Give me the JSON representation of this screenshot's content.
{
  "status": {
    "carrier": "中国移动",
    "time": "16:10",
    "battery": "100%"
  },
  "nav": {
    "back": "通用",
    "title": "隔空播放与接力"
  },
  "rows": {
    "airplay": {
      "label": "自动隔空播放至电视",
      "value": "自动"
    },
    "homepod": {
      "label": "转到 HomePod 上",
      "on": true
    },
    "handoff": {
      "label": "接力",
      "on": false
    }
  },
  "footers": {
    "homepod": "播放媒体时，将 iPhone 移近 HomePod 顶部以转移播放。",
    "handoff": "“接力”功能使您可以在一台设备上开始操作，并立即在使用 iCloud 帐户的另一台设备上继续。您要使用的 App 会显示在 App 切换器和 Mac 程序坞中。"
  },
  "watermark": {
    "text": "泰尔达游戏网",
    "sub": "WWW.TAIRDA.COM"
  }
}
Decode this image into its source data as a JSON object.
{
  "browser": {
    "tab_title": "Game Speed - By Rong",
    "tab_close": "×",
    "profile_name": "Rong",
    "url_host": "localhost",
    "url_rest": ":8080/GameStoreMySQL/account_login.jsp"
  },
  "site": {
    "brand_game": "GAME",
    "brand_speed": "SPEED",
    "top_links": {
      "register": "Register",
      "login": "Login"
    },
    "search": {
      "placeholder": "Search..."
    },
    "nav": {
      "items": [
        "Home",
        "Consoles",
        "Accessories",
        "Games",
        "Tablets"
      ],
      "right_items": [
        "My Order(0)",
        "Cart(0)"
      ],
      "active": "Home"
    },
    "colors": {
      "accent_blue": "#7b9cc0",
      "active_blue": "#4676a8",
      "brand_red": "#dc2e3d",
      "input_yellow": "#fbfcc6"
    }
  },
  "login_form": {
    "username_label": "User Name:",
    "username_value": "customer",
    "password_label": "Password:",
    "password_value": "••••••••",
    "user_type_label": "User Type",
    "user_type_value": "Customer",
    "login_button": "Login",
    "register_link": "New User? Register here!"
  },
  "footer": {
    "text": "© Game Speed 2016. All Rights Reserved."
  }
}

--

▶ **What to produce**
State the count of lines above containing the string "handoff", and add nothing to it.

▶ **Answer**
2